• Daniil Chubar, Léa Giffard

Europe's Bipolar Disorder

Ever since the Treaty of Lisbon, the EU has been more or less a single figure on a chessboard, especially when observed from outside of the Bloc. Yet it is not a secret that inside the Union there are a lot of issues on which Member States (MSs) cannot agree. Usually those disagreements are not much of a problem, as common ground is eventually found, with different levels of MSs’ satisfaction.

But recently the situation changed. Poland, known for its different views on how the Bloc should work, created a precedent when decided not to let in the number of immigrants that was set by the EU [1]. After this, Poland also introduced some law reforms [2] , that also attracted Brussels’ attention. The peculiarity of this situation is that Poland is going nowhere near Brussels’ demands. The result is precedential as well: Brussels initiated the Article 7 procedure [3]. This action has never been taken before, this Procedure, if executed, leaves the MS without voting rights. But the thing with the Procedure is that it requires unanimity between all other MSs. And this is where Brussels fell short – Hungary backed Poland and removed ammo from Brussels’ [4].

Another potential threat is cutting its subsidies from the EU budget. Being the main recipient of cohesion policy funds, this action could’ve inflicted a great deal of damage to Poland which relies on this money. But this initiative was opposed not only by Poland, but also Romania [5] and if this action was to elaborate, it would be no surprise to see Hungary standing out as well.

The more threats Poland gets from one side of the EU, the more support it obtains from its “allies”. Now this newly created polar consists of Hungary, Romania, and Bulgaria. MSs that were undecided which side to choose now incline more to their neighbors rather than to Paris or Berlin: on the joint press conference in March Latvia, Lithuania and Estonia have confirmed that they are against imposing EU sanctions on Poland for alleged breaches to the rule of law [6]. Austria and Italy after elections that they held earlier this year are if not Poland’s allies but at least definitely not its enemies.

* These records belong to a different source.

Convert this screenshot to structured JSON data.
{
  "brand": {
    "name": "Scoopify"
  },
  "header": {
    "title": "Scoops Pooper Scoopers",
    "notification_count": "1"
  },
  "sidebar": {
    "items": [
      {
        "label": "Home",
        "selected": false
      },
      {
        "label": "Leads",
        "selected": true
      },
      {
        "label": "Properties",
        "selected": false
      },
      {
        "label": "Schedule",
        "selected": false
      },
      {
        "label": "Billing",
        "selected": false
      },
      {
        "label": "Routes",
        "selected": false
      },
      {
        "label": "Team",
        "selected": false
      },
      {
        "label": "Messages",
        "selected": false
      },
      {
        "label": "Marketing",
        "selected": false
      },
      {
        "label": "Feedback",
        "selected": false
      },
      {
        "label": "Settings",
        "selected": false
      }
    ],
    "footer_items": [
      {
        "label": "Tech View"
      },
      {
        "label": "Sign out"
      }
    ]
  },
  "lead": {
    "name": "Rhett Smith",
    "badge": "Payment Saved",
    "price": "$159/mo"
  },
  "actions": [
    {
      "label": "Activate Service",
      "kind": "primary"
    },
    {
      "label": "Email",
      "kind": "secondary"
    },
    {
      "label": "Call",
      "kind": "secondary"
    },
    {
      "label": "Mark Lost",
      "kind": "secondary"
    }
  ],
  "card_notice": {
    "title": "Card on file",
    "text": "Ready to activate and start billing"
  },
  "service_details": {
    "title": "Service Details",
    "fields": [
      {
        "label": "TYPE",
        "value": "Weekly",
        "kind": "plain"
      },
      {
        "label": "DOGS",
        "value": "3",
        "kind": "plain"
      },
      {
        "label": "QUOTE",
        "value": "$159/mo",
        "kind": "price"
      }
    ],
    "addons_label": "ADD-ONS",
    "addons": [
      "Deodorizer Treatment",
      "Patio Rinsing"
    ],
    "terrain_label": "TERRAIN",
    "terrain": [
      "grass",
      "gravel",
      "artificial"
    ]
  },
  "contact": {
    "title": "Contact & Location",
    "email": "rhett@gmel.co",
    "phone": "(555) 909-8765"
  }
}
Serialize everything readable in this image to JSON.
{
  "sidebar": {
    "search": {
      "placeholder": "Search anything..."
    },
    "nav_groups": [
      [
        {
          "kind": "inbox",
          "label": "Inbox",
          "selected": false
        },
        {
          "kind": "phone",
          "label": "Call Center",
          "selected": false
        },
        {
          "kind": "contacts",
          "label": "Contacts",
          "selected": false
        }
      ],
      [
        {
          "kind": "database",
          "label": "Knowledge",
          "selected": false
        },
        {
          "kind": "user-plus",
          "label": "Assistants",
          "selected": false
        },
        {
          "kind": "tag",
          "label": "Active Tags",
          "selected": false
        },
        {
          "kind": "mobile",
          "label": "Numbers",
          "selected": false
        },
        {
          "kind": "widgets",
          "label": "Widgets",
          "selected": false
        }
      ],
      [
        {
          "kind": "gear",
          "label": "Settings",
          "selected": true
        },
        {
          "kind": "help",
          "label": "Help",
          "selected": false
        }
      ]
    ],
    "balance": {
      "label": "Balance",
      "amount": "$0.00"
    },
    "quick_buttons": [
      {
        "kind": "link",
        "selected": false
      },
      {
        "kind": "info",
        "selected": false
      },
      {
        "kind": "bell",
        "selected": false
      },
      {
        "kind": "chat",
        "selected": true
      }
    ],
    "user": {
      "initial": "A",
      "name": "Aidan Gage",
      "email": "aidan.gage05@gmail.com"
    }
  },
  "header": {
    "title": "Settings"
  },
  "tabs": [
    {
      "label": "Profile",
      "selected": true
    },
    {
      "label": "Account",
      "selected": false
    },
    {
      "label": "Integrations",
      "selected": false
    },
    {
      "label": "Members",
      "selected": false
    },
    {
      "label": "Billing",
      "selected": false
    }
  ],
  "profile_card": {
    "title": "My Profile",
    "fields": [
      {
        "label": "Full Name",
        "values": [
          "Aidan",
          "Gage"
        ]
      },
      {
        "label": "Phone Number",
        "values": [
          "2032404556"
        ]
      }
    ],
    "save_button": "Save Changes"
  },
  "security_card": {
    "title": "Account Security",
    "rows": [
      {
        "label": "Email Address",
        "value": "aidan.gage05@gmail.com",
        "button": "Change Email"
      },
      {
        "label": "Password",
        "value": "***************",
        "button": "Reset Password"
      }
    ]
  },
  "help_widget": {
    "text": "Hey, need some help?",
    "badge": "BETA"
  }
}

On the joint press conference Poland-Hungary in January, latter’s premier minister Viktor Orban stated